**LISTED RECORDS:**
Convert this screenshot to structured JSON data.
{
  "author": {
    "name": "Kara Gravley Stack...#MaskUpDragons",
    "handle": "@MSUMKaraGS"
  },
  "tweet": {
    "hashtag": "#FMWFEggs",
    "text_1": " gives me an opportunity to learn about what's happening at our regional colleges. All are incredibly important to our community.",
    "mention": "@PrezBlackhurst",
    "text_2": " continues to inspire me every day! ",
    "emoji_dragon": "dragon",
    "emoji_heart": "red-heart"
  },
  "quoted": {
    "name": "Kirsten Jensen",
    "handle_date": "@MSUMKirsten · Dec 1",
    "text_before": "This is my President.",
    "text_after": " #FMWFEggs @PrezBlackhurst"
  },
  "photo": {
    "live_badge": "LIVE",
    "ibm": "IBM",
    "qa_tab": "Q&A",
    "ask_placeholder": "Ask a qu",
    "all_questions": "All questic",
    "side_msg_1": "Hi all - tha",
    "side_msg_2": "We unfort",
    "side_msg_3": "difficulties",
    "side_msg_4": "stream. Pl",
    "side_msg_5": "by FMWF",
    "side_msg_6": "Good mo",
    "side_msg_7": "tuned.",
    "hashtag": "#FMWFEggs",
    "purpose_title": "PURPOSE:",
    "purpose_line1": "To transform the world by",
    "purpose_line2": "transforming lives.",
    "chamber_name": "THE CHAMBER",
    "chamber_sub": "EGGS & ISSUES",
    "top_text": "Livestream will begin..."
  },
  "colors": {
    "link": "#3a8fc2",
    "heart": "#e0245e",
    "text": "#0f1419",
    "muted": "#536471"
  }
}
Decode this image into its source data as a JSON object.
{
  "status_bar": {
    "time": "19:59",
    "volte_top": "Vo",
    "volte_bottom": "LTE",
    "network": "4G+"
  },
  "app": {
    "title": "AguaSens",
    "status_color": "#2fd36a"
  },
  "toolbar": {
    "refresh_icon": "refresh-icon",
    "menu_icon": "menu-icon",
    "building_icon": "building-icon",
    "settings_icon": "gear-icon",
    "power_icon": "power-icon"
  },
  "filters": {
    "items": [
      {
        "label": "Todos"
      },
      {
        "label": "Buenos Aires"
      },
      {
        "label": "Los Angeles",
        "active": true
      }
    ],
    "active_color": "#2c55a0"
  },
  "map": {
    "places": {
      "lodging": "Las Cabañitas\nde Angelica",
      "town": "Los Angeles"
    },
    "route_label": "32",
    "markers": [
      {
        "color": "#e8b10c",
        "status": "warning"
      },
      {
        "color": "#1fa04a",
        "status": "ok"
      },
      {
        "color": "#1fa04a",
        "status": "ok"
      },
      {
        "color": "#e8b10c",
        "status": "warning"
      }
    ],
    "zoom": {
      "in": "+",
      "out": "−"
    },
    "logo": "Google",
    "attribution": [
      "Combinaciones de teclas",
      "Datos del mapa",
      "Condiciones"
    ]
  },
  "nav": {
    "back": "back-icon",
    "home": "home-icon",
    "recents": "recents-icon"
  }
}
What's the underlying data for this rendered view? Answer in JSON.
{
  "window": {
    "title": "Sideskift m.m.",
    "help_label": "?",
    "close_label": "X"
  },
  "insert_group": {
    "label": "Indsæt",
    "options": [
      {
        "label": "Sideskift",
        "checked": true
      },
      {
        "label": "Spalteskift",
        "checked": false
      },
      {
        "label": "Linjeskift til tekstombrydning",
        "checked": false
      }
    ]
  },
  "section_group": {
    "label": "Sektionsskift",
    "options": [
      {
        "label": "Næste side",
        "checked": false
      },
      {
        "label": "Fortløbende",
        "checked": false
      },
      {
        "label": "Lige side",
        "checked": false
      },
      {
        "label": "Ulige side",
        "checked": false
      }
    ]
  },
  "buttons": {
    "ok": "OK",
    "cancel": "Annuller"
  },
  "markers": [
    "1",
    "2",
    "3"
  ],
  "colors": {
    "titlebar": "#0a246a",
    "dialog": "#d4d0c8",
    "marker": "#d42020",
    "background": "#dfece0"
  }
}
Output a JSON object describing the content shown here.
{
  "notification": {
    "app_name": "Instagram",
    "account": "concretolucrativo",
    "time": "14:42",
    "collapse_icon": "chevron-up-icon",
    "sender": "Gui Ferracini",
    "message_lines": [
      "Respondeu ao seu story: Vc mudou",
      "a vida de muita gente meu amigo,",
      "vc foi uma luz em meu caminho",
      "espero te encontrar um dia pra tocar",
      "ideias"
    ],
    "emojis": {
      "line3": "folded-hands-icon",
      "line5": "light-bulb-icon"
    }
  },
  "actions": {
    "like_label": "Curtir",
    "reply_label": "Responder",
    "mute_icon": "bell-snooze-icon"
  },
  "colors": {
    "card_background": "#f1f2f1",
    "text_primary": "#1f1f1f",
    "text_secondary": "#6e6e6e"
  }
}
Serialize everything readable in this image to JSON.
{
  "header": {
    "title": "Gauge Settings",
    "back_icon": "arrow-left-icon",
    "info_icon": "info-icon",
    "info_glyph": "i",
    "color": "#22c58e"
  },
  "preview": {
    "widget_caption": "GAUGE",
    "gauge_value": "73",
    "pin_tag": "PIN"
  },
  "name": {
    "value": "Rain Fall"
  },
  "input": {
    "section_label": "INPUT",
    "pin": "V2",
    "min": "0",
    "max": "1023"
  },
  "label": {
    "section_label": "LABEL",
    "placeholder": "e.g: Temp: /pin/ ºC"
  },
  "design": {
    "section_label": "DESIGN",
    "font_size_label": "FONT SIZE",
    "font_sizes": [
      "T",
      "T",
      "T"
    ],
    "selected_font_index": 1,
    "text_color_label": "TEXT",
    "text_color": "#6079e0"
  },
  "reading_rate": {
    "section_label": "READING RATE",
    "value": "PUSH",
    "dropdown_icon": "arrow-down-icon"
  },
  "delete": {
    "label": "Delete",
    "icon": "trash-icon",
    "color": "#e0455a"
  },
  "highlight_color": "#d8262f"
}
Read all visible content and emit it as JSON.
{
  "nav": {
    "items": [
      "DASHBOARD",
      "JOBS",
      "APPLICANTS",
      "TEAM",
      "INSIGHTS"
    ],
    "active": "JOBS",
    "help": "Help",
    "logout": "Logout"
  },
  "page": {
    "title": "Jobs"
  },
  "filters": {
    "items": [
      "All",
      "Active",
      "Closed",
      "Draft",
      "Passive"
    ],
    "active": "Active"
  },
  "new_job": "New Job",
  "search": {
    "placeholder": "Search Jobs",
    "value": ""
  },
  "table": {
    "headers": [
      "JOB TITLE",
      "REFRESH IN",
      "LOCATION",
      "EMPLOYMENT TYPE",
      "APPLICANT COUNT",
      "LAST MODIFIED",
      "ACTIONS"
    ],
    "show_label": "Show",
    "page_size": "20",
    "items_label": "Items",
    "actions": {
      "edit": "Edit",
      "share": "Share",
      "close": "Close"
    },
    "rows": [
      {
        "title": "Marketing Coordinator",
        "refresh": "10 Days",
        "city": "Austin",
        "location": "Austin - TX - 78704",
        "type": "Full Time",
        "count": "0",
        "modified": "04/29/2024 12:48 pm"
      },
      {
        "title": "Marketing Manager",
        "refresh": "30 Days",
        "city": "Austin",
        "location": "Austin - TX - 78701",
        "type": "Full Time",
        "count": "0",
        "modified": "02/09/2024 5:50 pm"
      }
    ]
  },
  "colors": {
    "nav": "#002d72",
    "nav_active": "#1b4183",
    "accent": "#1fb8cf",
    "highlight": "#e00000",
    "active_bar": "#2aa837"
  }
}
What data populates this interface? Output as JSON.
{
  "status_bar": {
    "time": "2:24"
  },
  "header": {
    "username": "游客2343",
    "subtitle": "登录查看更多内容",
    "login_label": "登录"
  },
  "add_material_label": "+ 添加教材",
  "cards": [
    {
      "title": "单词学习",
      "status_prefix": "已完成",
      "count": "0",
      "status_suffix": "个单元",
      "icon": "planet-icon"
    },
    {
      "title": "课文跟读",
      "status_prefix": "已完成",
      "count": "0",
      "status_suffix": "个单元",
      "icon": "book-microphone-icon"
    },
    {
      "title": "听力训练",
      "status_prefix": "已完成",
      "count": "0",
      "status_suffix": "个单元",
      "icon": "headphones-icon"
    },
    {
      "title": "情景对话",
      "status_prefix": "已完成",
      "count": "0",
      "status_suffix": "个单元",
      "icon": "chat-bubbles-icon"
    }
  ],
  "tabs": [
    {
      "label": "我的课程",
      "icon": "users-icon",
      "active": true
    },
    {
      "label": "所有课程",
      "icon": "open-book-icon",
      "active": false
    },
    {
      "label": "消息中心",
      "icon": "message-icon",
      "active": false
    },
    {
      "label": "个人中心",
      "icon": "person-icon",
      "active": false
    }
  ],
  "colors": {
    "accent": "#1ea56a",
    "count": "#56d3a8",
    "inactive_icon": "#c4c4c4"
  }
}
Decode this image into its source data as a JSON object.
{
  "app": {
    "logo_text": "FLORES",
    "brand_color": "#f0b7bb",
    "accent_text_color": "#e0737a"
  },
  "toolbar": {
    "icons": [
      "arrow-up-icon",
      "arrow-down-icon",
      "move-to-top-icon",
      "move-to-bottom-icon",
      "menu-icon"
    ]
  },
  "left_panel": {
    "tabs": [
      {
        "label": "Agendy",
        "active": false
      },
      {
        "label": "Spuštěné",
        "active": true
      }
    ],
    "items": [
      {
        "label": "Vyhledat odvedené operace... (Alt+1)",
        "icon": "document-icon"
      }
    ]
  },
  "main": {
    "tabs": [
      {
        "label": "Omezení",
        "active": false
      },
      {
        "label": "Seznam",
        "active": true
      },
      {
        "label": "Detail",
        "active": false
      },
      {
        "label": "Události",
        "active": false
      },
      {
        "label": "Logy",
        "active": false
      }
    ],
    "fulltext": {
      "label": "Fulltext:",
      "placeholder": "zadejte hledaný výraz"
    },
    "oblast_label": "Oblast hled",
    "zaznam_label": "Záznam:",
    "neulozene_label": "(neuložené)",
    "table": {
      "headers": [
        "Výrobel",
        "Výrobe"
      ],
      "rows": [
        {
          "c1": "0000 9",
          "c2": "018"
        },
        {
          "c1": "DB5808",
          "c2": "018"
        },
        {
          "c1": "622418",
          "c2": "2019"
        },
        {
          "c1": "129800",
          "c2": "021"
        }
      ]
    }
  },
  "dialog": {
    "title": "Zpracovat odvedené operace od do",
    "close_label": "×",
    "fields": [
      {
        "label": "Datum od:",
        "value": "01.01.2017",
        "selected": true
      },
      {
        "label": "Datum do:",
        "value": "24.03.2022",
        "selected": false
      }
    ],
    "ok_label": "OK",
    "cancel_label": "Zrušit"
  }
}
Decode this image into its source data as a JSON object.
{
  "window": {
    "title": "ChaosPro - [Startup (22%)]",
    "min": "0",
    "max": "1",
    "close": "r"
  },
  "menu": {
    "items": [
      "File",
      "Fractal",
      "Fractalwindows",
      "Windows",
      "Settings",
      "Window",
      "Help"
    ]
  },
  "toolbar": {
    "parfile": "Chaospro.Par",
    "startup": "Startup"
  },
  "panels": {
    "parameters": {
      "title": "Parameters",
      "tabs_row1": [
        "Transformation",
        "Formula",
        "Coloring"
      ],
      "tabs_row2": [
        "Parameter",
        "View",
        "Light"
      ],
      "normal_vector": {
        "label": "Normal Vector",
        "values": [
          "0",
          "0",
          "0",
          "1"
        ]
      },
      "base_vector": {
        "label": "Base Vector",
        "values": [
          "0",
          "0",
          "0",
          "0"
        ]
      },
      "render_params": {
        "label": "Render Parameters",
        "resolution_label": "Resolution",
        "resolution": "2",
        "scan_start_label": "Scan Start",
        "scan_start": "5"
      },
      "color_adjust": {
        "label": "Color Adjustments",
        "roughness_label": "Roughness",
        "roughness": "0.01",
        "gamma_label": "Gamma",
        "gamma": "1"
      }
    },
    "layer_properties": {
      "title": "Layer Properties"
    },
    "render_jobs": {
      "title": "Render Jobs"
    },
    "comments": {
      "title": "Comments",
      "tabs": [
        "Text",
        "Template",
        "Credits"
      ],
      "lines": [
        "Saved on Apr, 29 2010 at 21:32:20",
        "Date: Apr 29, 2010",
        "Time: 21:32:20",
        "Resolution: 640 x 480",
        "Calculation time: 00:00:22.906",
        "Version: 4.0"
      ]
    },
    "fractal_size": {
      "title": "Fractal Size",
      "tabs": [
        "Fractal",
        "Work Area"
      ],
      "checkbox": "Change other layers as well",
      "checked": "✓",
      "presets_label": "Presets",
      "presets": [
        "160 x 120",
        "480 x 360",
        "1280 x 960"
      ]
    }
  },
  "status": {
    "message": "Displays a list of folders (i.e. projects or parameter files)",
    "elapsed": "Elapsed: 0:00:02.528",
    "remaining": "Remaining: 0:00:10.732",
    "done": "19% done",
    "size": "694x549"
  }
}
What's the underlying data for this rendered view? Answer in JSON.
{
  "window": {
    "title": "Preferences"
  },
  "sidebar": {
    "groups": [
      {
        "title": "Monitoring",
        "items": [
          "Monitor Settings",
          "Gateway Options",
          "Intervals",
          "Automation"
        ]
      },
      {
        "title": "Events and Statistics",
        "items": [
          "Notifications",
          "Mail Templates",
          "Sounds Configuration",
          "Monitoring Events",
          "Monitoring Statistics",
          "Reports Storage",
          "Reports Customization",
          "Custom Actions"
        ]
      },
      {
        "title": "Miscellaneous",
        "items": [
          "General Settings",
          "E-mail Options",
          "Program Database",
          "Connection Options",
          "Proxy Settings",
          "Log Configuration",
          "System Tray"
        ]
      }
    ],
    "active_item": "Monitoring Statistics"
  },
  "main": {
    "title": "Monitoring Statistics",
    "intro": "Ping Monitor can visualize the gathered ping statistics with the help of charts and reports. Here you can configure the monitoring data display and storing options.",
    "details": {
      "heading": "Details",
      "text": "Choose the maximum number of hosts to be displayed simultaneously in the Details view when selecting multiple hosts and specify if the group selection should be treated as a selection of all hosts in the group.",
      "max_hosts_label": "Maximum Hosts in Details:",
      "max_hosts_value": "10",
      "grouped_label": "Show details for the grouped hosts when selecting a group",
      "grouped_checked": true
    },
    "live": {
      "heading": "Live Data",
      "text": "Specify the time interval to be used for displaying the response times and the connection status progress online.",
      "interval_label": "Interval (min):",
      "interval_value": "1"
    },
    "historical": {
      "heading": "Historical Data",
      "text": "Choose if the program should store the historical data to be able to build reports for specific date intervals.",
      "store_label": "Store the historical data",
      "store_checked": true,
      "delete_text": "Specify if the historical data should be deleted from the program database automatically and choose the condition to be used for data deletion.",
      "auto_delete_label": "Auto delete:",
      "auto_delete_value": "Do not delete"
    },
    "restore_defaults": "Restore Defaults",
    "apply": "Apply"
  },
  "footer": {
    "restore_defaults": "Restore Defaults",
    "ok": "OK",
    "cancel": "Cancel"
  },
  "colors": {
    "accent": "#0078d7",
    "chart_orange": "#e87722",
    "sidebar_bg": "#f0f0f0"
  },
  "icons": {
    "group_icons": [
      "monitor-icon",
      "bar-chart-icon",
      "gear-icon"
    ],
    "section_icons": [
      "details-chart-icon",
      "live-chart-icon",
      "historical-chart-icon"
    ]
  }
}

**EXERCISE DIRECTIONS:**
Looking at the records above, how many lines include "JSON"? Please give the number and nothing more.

**RESPONSE TO THIS EXERCISE:**
10